Extracted material
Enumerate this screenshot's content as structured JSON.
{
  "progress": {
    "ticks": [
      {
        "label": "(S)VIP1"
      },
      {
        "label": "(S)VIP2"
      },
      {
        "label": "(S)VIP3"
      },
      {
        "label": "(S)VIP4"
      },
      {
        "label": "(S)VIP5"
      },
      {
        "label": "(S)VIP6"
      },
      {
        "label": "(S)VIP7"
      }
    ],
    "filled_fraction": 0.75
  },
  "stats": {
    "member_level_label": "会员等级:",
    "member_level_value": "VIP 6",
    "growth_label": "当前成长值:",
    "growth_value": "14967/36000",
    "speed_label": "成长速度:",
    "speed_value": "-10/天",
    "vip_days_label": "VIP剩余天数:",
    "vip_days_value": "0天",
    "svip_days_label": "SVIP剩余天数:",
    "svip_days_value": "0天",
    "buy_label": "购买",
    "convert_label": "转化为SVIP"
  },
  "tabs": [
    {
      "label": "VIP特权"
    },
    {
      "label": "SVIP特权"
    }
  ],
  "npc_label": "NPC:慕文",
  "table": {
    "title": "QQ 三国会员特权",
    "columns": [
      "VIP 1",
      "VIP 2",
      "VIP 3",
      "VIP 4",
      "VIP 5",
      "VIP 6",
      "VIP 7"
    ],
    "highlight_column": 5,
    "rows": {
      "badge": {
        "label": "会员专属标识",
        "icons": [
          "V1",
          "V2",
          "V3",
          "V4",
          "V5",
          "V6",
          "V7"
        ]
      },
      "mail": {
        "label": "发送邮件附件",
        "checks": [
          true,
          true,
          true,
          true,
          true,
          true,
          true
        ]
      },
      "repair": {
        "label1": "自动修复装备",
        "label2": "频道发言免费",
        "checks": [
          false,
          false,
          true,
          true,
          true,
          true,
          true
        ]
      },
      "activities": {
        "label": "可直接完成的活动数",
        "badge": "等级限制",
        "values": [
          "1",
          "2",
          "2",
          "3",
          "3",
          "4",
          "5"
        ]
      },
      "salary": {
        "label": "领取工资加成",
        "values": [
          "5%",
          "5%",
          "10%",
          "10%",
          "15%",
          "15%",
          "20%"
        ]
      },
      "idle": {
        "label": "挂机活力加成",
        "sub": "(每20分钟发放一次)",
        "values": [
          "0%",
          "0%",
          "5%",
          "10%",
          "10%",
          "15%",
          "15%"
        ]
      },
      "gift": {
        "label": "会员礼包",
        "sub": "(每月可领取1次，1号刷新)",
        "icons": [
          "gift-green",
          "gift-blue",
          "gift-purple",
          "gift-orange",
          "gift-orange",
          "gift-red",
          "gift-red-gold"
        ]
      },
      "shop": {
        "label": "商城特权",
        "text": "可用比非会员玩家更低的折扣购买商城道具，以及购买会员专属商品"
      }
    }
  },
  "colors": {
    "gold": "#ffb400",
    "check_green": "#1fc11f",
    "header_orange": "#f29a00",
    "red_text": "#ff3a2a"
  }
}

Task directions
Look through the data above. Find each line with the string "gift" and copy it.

Answer for the task
      "gift": {
          "gift-green",
          "gift-blue",
          "gift-purple",
          "gift-orange",
          "gift-orange",
          "gift-red",
          "gift-red-gold"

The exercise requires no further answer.